I’m not sure Headley is entirely successful in either of these two goals. I’m going address the language first, because I realized that is why I reread Beowulf. It’s not for the story (even though I like competent heroes) or the literary value* or even to chew on the interplay of Judaism/Christianity within the narrative. I reread Beowulf, Seamus Heaney’s Beowulf, for the language. For me, his translation does feel like an old seaman telling a (tall) tale to a bar full of serious fisherman who want a story of honor and derring-do because their profession is full of mundane danger. That said, I think Headley’s hip-hoppy “Bro” tone could have worked if it were consistent and avoided references that are already past date (yes, like “hashtag blessed” (Also, I looked at excerpts from the printed version, why isn’t it written as “#blessed”? I call the publishers cowards here.)). As it is, I feel like Vin Diesel is the only person who could read this aloud and even out the grandeur and the gutter.

On the second point, I’m going to recuse myself: I only listened to Headley’s translation to just after Beowulf’s battle with Grendel’s mother. (The language was that jarring to.) While Headley does make efforts to point out that many of the women in Beowulf, queens even, aren’t given the names and lineages similar to male characters, there doesn’t seem to be much done to make Grendel’s mother less of a monster. And that’s fine with me. I’m assuming that translations, including Headley’s, have been generally faithful and there just isn’t much to work with. Grendel and his mother are spawns of Cain. Though they anger and hunger and grieve, they are still the monsters of this piece and Beowulf, the hero.

*Co-current to my delve into Beowulf, I’ve been reading Arthur Quiller-Couch’s On the Art of Writing lectures, which cover the nature of English literature. He touches on Beowulf:

The pretence that our glorious literature derives its lineage from “Beowulf” is in vulgar phrase ‘a put up job’; a falsehood grafted upon our text-books by Teutonic and Teutonising professors who can bring less evidence for it than will cover a threepenny-piece.

Anthology ~ In Our Own Worlds

Cover for In Our Own Worlds, an anthology of LGBTQ+ novella published by Tor.

In Our Own Worlds is a four novella anthology featuring LGBTQ+ characters.
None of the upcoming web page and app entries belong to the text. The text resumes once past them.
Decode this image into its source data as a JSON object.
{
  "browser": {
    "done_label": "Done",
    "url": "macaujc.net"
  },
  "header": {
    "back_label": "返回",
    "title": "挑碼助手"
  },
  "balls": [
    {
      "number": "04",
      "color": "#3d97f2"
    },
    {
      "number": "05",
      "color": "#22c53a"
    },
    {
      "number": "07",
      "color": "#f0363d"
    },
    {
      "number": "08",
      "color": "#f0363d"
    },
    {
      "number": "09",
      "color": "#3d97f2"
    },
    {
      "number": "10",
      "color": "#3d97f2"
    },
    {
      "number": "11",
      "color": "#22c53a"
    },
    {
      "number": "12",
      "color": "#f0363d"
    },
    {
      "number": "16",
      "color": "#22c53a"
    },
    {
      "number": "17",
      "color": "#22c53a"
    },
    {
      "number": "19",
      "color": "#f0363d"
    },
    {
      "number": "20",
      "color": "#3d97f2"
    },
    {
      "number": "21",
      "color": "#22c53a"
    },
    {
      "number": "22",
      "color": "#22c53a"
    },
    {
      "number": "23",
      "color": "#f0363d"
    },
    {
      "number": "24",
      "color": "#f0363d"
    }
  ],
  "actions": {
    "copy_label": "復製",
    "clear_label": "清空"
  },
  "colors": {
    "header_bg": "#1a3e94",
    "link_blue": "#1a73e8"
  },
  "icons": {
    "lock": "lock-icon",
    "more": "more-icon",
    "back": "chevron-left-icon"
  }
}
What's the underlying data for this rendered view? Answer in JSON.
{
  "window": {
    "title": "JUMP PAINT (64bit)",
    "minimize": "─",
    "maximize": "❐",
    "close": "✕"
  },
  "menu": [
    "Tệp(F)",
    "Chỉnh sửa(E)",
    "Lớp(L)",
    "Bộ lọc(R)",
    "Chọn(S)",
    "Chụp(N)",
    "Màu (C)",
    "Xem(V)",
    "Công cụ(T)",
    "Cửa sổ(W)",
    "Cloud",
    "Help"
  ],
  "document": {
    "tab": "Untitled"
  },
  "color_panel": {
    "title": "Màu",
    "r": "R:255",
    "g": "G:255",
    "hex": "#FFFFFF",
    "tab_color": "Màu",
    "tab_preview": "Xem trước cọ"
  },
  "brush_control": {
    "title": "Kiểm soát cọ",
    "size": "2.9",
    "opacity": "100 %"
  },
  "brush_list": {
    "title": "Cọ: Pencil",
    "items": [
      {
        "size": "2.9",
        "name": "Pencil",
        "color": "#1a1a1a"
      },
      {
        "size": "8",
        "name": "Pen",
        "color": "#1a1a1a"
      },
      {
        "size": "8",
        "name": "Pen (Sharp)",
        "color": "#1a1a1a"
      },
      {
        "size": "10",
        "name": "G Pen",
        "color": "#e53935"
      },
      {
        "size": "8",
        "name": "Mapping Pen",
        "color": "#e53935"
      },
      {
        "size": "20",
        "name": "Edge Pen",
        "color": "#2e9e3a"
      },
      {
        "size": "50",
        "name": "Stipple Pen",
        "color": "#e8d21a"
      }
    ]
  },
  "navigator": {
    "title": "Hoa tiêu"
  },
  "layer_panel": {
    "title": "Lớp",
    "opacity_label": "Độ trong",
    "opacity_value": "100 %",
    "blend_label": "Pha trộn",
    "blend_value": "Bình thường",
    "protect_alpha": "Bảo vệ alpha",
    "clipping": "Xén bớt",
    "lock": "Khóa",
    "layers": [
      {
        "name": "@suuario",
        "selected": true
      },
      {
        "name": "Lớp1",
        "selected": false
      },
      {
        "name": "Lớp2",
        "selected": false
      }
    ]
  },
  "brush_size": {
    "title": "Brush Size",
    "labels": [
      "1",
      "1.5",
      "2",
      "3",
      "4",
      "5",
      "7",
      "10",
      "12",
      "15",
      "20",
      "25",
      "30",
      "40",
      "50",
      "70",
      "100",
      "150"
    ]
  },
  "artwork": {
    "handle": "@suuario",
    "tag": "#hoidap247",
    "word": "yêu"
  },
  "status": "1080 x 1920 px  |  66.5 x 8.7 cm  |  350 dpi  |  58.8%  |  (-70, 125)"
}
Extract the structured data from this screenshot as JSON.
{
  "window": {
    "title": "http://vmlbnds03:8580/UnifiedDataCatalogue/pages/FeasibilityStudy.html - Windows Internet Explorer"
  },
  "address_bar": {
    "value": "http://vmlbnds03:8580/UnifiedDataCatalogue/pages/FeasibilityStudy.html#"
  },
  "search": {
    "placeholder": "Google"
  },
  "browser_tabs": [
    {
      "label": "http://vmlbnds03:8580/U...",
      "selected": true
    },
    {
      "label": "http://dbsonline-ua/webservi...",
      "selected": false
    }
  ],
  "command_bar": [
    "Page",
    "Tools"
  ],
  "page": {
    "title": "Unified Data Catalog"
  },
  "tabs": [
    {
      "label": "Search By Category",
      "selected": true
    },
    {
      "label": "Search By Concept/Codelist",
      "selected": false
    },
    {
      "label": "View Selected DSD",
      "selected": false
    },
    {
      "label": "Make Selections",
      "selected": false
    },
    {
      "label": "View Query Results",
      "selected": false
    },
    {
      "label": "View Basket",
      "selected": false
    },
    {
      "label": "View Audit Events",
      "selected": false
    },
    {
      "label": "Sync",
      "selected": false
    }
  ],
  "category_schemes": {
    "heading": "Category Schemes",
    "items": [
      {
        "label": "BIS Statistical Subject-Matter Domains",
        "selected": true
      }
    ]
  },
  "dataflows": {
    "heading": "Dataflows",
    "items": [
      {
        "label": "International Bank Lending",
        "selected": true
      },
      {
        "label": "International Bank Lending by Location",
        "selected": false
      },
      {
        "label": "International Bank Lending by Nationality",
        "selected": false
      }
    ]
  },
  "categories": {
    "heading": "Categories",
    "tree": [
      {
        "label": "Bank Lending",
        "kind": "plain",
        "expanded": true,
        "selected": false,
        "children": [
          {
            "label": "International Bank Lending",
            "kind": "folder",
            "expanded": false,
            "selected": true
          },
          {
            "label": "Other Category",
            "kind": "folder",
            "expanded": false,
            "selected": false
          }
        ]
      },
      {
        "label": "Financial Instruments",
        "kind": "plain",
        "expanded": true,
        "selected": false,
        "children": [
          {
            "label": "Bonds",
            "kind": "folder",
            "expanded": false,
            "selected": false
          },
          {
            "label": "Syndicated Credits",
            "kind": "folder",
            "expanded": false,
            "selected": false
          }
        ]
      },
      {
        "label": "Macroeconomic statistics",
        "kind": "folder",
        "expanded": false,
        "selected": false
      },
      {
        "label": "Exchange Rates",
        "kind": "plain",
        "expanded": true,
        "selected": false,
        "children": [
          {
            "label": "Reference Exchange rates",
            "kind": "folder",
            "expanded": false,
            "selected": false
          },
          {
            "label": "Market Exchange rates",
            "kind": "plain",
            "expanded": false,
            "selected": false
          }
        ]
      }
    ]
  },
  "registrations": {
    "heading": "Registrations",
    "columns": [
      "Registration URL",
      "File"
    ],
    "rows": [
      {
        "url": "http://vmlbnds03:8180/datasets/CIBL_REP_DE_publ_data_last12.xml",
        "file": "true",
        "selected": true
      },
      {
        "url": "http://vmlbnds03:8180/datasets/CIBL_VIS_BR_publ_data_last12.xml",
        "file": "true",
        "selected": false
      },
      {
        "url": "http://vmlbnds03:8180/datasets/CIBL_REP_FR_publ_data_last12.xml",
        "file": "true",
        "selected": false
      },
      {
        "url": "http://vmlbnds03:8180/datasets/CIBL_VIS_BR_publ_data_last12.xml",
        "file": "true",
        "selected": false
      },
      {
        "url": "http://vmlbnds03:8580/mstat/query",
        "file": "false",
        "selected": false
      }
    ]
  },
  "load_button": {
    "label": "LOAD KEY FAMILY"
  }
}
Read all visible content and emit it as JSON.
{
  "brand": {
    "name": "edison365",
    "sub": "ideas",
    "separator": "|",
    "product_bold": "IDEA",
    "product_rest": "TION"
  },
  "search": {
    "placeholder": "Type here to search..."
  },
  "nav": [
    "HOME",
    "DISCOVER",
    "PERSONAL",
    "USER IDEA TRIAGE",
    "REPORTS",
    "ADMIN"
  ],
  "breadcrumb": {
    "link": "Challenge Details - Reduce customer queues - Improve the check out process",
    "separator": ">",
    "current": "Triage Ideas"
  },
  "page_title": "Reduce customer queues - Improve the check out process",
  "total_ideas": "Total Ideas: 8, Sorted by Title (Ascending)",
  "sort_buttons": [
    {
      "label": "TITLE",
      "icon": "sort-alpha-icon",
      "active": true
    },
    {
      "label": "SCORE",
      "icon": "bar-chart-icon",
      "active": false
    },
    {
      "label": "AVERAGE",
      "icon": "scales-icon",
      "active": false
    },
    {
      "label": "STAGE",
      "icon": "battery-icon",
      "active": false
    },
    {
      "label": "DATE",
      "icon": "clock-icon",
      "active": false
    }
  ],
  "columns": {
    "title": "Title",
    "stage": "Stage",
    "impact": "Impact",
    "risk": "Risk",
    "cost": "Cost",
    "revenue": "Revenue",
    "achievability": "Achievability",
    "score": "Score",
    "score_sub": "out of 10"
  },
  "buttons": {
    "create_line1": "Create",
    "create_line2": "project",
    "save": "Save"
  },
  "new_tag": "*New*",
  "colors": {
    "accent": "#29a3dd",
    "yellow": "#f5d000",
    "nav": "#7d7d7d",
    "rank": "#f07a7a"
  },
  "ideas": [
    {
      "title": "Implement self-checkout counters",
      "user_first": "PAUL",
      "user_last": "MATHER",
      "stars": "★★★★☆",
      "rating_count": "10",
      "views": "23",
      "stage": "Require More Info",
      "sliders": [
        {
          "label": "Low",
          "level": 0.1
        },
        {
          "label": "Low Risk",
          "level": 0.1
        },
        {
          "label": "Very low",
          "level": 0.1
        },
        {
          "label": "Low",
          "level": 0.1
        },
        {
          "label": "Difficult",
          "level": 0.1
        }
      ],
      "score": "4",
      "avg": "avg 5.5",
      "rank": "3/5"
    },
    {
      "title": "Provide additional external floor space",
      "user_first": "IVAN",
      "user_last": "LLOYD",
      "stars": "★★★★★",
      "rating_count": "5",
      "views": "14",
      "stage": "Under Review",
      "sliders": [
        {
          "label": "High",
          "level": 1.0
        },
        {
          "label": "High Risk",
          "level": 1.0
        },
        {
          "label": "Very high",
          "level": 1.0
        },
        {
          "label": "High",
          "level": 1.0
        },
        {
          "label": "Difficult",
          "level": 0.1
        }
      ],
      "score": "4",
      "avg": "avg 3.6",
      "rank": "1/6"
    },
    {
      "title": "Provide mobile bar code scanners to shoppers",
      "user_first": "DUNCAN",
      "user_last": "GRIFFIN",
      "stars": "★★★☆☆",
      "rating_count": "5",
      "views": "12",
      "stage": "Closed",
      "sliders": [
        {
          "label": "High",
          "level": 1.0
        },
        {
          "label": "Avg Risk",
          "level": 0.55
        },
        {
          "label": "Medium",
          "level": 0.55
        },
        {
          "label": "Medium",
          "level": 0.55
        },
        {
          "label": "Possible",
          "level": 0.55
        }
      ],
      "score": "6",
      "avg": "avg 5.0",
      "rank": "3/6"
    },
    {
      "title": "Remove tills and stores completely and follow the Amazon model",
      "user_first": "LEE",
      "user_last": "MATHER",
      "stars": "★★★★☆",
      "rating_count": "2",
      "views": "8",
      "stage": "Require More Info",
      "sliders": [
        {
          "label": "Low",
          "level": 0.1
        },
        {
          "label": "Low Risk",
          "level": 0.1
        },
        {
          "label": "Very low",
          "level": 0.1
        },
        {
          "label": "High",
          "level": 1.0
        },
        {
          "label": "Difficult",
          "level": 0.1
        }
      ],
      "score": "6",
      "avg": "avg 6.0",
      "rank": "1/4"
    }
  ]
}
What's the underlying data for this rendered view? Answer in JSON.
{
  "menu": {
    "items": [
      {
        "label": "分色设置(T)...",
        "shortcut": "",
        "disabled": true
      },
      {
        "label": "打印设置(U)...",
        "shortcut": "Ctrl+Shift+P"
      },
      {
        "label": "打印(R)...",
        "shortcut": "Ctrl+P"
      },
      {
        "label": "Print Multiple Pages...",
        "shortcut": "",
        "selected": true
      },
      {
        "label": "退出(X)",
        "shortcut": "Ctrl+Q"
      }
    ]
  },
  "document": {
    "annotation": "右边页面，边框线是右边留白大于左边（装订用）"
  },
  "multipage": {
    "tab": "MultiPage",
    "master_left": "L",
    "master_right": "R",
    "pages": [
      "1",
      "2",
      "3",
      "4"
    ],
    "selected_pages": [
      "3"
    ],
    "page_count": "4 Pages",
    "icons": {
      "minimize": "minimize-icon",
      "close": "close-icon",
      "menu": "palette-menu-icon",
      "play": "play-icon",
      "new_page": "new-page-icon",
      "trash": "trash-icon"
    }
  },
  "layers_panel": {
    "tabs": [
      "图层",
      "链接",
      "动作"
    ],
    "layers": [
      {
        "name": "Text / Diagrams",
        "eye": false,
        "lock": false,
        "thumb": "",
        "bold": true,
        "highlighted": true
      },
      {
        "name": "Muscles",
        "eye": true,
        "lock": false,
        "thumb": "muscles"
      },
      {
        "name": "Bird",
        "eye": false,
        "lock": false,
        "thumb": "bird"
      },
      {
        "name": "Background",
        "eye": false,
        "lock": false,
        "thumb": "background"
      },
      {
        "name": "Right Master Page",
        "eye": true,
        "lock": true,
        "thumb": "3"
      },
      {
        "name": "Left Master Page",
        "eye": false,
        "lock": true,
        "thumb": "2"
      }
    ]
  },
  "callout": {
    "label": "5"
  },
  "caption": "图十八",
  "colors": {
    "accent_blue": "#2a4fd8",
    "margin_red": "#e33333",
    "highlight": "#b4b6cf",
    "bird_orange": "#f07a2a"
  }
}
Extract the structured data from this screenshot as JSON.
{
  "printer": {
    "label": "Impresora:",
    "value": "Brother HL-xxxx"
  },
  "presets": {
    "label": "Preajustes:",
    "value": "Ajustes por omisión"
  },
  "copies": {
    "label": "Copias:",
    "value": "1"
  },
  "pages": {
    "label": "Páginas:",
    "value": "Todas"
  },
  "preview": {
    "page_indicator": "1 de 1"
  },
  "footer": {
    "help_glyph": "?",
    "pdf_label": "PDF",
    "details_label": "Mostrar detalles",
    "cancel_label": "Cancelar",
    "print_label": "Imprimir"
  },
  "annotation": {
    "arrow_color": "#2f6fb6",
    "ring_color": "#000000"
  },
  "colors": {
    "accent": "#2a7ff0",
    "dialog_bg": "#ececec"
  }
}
It was a freebie I picked up from the publisher, Tor, in late 2019.

The first novella is The Lamb Will Slaughter the Lion by Margaret Killjoy. Welcome to Freedom, IA, where the peace is kept by a demonic deer! Not everyone in town thinks a demon who brings retribution on “predators” is a good idea. I like the play on philosophy here, but the story seemed dependent on the reader just going along with character actions when those actions don’t have much reasoning behind them. It wasn’t that characters did outlandish things, but there was the occasional leap of logic that seemed to come out of nowhere.

I had high hopes for the second novella, Passing Strange by Ellen Klages. I have read and enjoyed Klages’s short stories in the past. In fact, this novella is why I picked up the anthology: Klages’s magical realism in 1940s San Francisco seemed like a slam dunk. Alas, as with Nebraska basketball, Passing Strange didn’t do as well as I hoped. I’ve become a bit aware of how authors present exposition and there were a lot of As You Know, Bob going on. Also, the use of magic in the story was very minimal. It almost felt like an overlay on straight (no pun intended) historical fiction.

The third novella was A Taste of Honey by Kai Ashante Wilson. I enjoyed this novella the most*. Okay, I’m not sure I entirely followed chronology, but that’s fine. Aqib and Lucrio are compelling main characters and I was in it for their story/stories. I also enjoy world-building that isn’t spelled out for me; I don’t need every thing explained. In a way, this is an interesting contrast to Passing Strange. Both could tell straight-up stories of forbidden romances, but use magic to solve problems for their lovers (though with consequences). A Taste of Honey just infuses the whole narrative with that magic/science.

* I decided not to read The Black Tides of Heaven by Neon Yang. It really didn’t seem like my kind of story. Political machinations =/= A book for Katherine.